[Dataset rows describing interfaces]
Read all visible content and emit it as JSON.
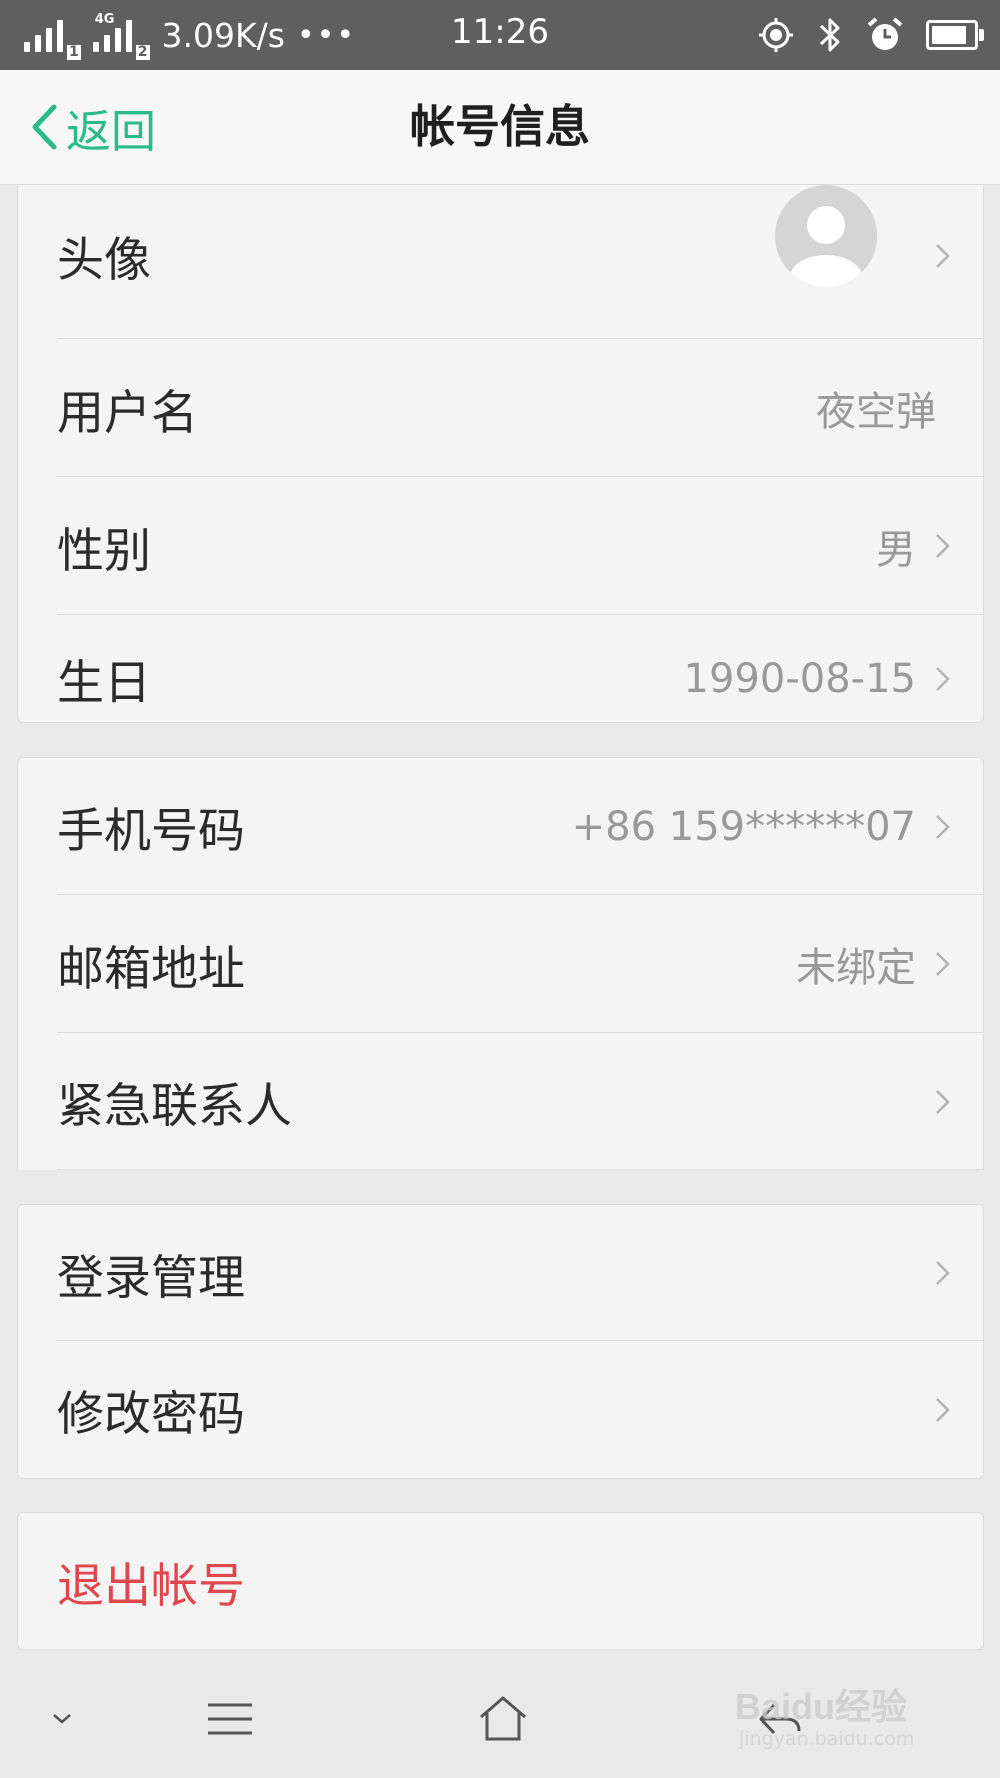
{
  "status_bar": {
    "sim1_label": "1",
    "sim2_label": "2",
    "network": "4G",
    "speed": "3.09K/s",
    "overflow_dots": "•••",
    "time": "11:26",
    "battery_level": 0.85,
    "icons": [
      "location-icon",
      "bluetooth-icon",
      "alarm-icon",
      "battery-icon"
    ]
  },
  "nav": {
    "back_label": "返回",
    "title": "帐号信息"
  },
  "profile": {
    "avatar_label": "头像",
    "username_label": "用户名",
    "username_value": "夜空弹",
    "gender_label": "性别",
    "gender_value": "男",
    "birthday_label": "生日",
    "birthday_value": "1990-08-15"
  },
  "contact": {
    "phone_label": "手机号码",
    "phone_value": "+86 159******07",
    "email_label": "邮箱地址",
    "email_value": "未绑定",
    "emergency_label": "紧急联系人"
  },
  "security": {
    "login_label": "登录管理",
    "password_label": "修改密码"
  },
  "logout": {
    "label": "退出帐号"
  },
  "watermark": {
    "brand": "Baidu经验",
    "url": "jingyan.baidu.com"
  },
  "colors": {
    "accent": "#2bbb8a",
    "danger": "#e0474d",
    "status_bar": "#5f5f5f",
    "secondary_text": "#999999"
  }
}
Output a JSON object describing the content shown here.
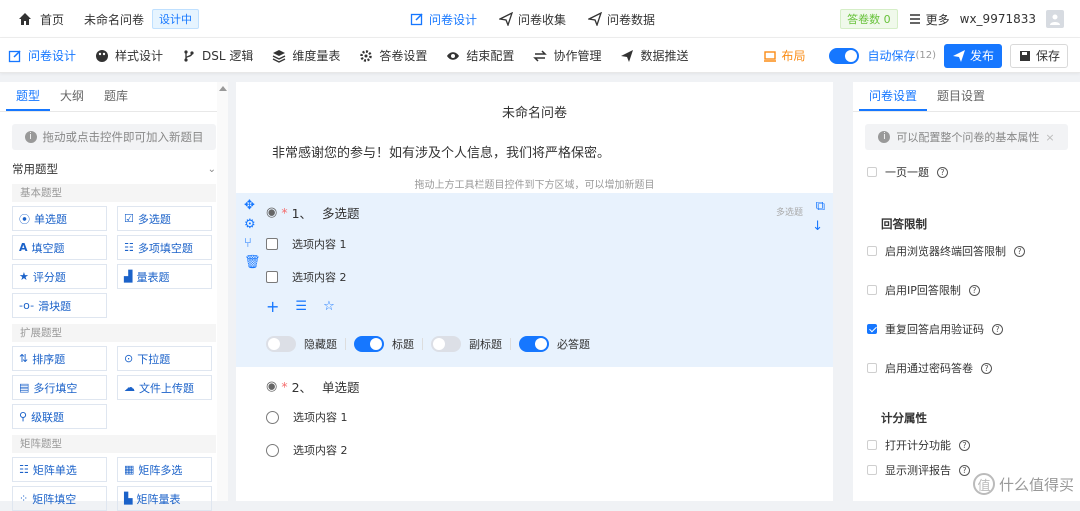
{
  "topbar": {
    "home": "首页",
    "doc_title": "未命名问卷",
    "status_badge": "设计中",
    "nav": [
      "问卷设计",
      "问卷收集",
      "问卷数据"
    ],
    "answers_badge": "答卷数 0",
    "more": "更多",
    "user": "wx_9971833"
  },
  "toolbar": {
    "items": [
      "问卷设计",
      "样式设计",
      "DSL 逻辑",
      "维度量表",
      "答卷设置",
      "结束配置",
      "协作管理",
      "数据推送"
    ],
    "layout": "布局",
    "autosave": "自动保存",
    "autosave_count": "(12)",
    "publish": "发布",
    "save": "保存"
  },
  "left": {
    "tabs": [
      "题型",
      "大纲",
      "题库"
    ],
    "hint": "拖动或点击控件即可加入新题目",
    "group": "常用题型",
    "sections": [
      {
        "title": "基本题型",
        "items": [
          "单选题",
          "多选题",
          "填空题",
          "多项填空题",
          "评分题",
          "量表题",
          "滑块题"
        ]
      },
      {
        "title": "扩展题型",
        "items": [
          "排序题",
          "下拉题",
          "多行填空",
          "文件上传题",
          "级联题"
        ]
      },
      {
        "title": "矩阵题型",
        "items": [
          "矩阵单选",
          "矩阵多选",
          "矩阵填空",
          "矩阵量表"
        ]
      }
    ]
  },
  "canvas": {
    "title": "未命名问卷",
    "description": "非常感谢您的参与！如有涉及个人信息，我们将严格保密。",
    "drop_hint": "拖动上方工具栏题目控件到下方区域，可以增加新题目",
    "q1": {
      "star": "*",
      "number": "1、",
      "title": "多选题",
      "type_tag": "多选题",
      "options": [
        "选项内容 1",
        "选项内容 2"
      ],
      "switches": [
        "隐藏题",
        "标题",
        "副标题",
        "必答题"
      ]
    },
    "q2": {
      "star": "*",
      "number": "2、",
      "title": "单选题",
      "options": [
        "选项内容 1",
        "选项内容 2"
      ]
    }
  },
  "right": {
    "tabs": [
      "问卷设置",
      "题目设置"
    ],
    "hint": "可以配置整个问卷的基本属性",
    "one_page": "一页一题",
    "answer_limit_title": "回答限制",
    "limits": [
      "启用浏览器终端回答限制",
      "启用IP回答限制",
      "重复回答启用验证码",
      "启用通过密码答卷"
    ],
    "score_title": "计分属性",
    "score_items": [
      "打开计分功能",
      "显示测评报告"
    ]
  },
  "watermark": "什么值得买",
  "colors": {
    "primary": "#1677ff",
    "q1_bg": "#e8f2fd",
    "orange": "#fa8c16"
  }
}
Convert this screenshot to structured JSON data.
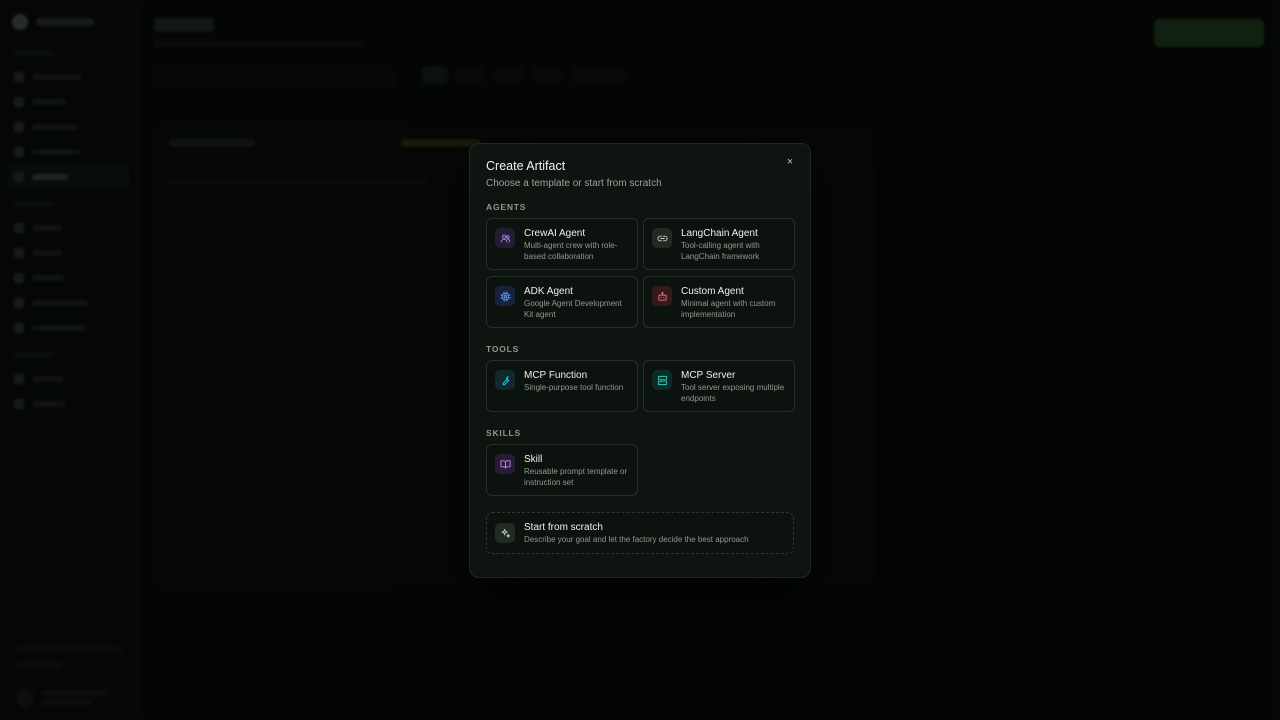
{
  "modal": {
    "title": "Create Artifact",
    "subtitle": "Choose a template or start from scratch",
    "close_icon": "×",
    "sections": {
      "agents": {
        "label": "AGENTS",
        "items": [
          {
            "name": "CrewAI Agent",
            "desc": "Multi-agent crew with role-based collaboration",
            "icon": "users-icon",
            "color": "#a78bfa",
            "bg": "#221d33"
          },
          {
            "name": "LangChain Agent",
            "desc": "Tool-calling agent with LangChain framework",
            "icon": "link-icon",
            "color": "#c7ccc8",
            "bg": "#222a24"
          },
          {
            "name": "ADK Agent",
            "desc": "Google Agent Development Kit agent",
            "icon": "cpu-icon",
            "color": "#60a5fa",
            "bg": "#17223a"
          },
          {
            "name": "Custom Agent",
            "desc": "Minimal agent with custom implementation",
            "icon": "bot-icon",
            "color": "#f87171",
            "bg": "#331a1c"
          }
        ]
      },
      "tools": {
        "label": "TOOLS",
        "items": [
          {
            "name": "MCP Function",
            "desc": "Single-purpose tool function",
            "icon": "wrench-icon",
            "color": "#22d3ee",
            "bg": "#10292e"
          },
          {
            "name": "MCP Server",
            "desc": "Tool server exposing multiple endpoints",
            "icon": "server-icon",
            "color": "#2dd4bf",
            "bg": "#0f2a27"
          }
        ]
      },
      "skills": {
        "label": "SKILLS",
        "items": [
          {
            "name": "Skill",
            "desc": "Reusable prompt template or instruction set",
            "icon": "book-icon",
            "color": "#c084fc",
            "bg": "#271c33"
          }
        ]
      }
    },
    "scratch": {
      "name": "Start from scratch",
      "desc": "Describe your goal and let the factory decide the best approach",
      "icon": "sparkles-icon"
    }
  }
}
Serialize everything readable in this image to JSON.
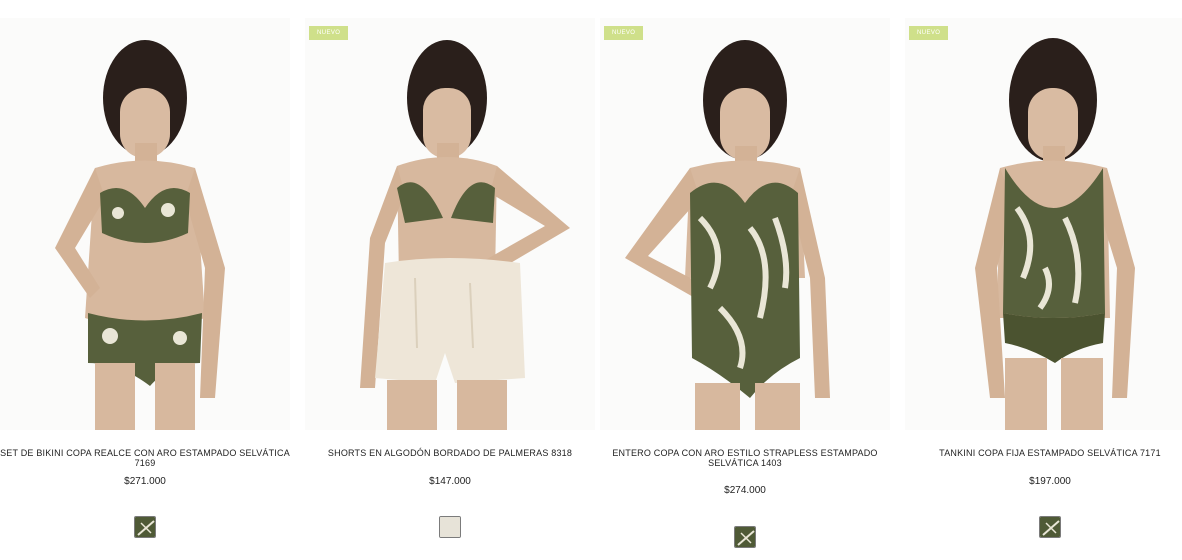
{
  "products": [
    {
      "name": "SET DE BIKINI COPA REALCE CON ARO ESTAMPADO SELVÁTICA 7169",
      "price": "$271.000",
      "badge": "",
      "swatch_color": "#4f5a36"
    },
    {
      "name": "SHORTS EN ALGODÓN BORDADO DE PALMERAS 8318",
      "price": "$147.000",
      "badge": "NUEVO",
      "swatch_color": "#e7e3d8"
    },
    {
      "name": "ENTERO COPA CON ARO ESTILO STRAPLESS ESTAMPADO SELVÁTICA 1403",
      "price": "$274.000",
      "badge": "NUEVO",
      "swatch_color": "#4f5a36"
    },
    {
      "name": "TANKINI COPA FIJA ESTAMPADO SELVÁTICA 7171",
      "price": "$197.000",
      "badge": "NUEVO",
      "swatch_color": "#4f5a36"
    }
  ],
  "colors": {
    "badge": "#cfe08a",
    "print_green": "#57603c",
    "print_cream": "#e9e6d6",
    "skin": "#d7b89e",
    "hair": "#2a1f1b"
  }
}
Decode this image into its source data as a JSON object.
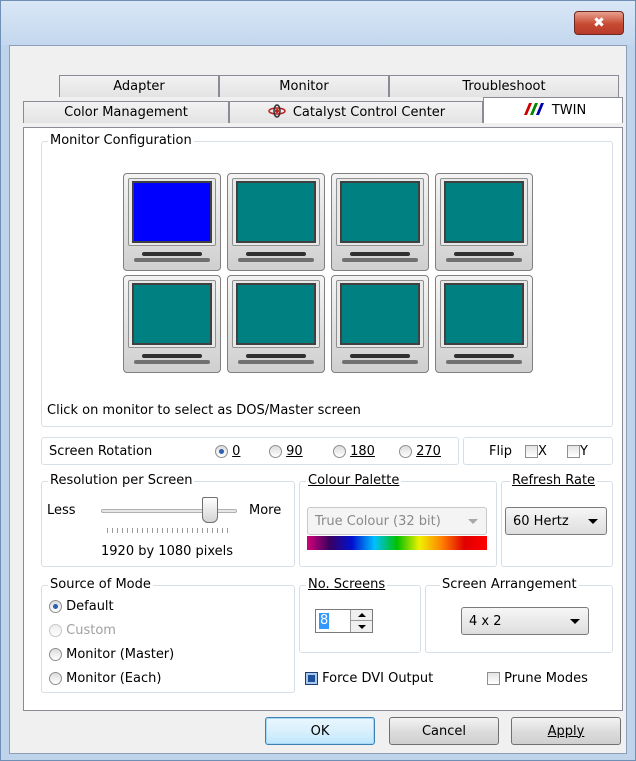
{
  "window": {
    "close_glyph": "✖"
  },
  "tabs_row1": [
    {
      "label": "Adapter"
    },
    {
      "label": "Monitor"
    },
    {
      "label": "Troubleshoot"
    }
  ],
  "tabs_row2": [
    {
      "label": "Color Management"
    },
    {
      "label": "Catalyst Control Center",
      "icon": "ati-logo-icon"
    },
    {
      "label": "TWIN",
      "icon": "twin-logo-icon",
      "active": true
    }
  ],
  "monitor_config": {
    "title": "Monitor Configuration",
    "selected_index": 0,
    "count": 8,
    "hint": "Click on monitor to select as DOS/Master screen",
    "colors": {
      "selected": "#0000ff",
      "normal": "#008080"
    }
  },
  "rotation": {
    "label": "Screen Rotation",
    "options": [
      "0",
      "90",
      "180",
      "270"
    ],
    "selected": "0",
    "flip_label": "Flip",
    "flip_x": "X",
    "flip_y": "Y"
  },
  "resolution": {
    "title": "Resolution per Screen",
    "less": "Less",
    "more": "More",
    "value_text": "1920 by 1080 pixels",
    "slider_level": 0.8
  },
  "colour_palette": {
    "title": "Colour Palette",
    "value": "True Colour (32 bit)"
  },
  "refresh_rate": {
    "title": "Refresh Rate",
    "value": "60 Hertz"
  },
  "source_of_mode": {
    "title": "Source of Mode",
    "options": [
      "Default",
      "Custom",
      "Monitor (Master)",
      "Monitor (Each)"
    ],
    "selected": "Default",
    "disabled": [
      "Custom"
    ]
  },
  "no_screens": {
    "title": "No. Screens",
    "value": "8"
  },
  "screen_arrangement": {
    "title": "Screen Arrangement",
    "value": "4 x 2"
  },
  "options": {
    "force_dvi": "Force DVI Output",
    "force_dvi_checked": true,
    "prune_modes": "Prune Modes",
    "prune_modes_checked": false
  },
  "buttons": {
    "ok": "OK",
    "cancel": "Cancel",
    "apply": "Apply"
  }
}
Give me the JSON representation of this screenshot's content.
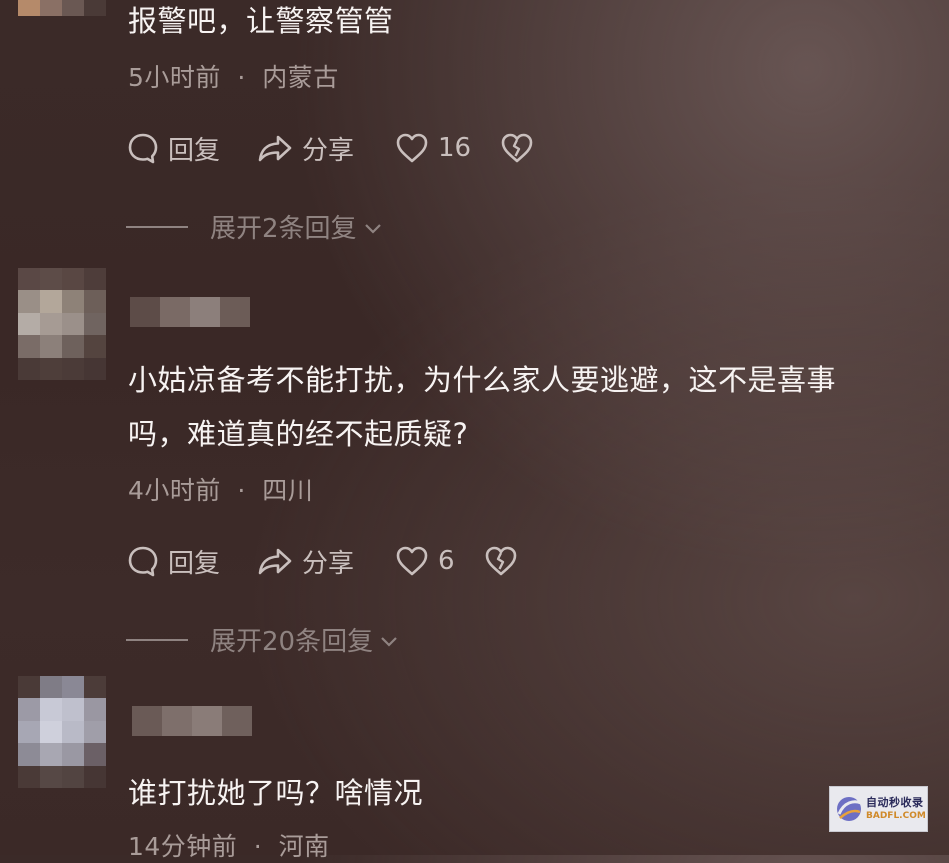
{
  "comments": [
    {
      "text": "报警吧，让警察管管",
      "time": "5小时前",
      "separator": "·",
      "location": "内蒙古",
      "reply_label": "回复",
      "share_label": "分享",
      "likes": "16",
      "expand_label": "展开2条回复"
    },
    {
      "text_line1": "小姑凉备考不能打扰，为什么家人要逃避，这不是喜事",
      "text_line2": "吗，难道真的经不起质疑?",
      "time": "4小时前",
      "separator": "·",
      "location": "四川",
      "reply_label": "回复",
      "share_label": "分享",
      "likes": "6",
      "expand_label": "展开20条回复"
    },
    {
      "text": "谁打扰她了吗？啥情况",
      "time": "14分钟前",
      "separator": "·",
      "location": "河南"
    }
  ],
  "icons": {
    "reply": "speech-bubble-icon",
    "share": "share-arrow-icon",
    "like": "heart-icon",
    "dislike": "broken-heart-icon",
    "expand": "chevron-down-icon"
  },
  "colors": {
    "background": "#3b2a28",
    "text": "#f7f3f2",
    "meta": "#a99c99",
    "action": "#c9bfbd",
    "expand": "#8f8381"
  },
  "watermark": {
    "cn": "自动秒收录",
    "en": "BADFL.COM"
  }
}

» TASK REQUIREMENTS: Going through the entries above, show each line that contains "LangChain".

» RESPONSE TO THE TASK:
            "name": "LangChain Agent",
            "desc": "Tool-calling agent with LangChain framework",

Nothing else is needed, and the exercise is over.